TIME: I’m often struck by the way techies talk almost in the passive tense about these advances. Marissa Mayer says, “Search will be personalized,” as if no one’s really doing this, as if it’s just happening on its own. There’s a sense of well, things go up and then they fall down—as opposed to the idea this is a human-designed system that could presumably be changed.

Pariser: That always frustrates me because there is a strong strand that technology is going in this direction and we are just helping it along its way. And I think that kind of argument is really dangerous because it absolves people of the responsibility of thinking about the consequences of what they’re doing. Morally we know that’s a problematic place to be. We need these folks to recognize that there are big forks in the road here and very different ways this can all play out. What they do in the next few years could make a huge difference.

TIME: So what can you do to escape your own filter bubble?

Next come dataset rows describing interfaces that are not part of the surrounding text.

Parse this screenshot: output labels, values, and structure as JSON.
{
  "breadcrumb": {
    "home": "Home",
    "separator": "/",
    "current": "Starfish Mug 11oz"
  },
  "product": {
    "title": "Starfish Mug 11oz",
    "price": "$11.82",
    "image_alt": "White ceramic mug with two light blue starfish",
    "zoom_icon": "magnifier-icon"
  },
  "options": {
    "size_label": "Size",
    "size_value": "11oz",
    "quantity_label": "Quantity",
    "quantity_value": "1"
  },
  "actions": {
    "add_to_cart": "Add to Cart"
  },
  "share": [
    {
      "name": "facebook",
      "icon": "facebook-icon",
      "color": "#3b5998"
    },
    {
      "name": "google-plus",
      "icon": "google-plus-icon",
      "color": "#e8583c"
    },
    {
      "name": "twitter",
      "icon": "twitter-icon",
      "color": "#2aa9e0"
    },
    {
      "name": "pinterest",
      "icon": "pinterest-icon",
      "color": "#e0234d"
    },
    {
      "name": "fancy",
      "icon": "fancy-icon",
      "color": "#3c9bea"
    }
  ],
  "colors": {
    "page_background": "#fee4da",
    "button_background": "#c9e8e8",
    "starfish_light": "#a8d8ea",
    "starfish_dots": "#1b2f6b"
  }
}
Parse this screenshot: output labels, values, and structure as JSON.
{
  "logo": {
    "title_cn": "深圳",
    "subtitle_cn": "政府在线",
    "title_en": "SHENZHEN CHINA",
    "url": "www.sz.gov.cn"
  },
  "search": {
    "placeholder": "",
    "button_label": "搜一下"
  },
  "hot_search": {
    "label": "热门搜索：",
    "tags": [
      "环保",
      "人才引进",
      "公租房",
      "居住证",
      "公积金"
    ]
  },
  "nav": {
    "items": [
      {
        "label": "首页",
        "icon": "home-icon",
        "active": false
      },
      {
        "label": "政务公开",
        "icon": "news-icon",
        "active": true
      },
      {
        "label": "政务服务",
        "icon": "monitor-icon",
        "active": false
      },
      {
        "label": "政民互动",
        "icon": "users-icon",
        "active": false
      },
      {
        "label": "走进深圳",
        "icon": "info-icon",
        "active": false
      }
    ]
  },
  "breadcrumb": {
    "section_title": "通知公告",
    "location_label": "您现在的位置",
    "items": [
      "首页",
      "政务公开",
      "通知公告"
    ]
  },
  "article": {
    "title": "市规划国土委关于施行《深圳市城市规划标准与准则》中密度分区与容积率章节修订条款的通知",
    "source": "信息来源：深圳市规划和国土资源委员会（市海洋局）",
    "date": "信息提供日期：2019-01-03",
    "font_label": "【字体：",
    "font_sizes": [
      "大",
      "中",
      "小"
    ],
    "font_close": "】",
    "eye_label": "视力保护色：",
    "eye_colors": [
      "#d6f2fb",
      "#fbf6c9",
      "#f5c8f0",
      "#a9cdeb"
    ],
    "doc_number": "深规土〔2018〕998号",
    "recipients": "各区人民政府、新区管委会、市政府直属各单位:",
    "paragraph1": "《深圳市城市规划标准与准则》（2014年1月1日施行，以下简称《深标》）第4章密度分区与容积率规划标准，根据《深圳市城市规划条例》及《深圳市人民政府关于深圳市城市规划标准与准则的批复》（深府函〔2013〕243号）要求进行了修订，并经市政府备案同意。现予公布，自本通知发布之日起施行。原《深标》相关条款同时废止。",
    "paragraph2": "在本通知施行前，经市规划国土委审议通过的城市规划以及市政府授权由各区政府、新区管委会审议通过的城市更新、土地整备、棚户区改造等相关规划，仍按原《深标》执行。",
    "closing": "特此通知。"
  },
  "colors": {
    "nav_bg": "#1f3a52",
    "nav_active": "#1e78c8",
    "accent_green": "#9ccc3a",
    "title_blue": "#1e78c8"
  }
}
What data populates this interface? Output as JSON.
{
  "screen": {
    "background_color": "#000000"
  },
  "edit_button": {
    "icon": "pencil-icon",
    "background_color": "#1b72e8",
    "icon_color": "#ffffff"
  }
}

Pariser: I think the first part is to understand and to notice when this is happening and where it’s happening. One of the sort of scariest things about the filter bubble is the unknown unknown, the fact that because you don’t know on what basis you’re seeing stuff, you don’t know what you’re missing. As you become conscious about that, you can keep an eye out for the things you’re missing. The second thing is that, certainly, there is some individual responsibility here to really seek out new sources and people who aren’t like you. The more you do that, the more you evade these filters. If you’re on Google News and you click on MSNBC and Fox you get a better picture. But in the end a lot of this does come down to these companies kind of accepting responsibility for the editing that they are doing and doing it in a better way. Letting Google and Facebook know that you want them to do that, I think that is the pressure that in the end will make them decide to take this seriously.